**About this task**: Among the entries below, find the lines that hold the word "Editor" and report them.

Items from an interface collection:
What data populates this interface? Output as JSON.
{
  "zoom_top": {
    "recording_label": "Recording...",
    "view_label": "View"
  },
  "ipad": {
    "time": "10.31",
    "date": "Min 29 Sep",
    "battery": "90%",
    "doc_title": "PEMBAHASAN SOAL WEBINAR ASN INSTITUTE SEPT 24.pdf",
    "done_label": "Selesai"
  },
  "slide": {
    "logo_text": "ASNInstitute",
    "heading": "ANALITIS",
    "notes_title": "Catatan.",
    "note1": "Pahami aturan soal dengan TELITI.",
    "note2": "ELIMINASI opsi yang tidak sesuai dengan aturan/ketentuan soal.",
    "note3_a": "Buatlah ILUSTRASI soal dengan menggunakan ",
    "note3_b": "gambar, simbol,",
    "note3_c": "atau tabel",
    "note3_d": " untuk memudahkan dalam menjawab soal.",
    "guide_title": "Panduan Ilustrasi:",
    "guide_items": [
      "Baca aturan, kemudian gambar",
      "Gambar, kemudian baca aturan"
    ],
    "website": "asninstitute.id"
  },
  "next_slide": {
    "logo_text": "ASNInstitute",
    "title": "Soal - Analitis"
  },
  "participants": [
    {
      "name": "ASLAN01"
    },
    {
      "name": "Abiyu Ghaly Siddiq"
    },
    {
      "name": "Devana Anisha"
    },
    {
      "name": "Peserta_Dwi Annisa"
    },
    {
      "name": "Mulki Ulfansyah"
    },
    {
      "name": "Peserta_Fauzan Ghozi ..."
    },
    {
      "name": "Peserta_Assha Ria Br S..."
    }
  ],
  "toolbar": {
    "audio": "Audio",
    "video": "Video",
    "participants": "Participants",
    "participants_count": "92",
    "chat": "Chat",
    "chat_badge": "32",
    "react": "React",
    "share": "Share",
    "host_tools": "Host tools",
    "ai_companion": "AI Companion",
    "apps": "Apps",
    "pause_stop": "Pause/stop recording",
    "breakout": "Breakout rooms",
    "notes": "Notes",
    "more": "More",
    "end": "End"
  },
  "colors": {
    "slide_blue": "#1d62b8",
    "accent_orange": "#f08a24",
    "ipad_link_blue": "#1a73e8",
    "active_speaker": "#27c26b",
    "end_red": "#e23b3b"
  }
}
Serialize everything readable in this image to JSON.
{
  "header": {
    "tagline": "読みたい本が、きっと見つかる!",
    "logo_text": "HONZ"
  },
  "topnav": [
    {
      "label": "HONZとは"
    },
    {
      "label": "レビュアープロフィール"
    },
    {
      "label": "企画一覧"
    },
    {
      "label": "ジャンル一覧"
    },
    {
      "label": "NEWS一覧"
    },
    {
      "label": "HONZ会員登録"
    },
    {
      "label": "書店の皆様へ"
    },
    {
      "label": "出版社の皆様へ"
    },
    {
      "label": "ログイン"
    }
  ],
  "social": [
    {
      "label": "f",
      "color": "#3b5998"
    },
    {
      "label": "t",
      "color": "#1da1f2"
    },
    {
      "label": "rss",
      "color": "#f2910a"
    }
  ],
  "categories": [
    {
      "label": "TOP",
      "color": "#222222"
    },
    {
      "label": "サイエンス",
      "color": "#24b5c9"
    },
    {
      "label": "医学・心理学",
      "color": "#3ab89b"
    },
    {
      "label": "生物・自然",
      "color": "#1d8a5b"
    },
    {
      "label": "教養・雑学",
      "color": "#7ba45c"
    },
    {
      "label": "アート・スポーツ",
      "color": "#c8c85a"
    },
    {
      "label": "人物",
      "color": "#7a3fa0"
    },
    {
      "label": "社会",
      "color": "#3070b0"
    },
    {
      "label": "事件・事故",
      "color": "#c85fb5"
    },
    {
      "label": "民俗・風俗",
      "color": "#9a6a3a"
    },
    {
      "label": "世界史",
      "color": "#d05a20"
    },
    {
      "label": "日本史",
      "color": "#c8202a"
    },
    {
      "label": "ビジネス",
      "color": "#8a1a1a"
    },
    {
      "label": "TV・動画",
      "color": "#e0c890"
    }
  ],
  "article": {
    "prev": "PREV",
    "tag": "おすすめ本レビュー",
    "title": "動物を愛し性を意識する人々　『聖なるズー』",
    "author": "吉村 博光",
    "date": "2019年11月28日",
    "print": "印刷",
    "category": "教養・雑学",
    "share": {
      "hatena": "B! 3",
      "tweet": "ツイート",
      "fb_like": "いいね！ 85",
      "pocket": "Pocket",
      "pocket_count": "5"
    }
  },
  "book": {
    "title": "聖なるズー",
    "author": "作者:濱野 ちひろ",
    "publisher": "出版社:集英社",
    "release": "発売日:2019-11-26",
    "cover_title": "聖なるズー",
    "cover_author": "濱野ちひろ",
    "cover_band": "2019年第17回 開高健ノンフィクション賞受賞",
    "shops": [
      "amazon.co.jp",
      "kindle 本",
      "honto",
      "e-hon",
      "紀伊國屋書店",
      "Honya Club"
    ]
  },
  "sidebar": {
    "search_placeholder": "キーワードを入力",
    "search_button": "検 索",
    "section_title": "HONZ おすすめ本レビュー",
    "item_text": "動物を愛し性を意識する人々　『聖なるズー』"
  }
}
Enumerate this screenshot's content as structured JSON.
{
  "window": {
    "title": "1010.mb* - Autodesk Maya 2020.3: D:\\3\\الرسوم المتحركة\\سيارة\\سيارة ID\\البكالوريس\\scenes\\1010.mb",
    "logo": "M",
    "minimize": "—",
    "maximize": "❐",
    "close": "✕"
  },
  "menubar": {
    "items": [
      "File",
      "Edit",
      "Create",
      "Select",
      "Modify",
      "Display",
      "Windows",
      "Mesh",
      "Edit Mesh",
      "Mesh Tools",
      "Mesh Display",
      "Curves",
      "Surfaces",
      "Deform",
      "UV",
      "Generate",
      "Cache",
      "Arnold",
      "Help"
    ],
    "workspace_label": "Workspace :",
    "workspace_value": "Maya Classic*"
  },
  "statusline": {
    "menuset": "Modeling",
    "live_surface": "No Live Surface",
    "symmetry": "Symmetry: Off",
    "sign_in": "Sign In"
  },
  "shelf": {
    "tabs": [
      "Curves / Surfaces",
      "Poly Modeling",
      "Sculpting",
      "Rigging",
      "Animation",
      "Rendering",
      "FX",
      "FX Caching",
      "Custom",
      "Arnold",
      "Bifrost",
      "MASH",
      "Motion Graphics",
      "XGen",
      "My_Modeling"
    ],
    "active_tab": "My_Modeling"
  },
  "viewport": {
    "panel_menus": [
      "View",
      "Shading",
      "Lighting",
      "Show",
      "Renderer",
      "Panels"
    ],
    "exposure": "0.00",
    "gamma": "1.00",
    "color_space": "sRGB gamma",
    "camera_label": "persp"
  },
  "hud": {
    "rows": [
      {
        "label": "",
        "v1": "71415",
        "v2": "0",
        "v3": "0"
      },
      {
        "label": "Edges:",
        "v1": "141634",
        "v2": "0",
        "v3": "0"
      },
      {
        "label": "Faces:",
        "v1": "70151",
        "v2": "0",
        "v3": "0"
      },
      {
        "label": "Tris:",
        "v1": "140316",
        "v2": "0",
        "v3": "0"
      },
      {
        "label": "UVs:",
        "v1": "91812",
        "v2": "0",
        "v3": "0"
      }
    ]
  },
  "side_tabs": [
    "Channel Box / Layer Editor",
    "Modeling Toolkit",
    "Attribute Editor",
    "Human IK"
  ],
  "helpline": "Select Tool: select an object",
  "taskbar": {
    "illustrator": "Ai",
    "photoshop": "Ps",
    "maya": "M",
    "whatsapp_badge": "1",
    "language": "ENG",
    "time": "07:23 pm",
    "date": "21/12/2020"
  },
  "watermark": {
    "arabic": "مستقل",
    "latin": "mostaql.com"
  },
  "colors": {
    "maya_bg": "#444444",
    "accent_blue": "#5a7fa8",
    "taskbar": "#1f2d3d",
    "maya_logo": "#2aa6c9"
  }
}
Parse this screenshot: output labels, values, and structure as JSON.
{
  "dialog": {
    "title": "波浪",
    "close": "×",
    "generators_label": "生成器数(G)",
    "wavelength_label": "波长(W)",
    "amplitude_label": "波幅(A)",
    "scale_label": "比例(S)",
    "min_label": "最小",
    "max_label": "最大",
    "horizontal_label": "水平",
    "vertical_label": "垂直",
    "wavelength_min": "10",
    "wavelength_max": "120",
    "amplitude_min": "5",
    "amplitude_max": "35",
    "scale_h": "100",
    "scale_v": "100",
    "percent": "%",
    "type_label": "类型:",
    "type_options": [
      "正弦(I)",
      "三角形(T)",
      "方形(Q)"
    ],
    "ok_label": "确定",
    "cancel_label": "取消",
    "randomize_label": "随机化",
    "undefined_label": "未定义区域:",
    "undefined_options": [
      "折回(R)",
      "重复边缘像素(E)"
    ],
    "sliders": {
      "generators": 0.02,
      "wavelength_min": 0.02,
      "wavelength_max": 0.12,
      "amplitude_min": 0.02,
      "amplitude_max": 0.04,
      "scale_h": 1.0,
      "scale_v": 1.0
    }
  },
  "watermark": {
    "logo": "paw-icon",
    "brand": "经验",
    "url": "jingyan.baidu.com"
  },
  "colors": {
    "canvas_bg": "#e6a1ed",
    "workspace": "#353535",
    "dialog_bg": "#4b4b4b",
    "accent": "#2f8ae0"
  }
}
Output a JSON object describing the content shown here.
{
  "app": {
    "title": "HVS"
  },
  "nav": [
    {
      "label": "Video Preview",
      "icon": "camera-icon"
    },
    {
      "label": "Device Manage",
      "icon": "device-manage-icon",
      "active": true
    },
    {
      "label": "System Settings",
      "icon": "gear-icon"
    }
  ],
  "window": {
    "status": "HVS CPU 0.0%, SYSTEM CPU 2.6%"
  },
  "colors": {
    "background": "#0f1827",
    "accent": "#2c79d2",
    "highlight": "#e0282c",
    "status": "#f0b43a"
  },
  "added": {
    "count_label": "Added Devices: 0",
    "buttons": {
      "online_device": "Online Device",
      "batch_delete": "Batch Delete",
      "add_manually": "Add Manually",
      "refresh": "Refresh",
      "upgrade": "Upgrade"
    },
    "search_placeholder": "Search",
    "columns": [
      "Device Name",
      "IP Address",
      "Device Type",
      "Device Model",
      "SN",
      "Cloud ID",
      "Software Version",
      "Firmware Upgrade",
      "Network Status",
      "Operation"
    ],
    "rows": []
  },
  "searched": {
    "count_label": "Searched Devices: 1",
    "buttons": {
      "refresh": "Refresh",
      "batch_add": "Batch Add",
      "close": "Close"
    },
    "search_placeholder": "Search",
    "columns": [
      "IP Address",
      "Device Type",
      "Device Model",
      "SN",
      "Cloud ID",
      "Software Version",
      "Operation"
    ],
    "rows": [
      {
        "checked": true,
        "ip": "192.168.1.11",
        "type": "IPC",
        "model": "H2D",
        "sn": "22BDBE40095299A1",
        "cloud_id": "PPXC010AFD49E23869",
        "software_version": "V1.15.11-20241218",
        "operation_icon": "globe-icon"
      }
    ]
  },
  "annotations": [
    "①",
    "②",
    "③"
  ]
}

**Response**:
    "Channel Box / Layer Editor",
    "Attribute Editor",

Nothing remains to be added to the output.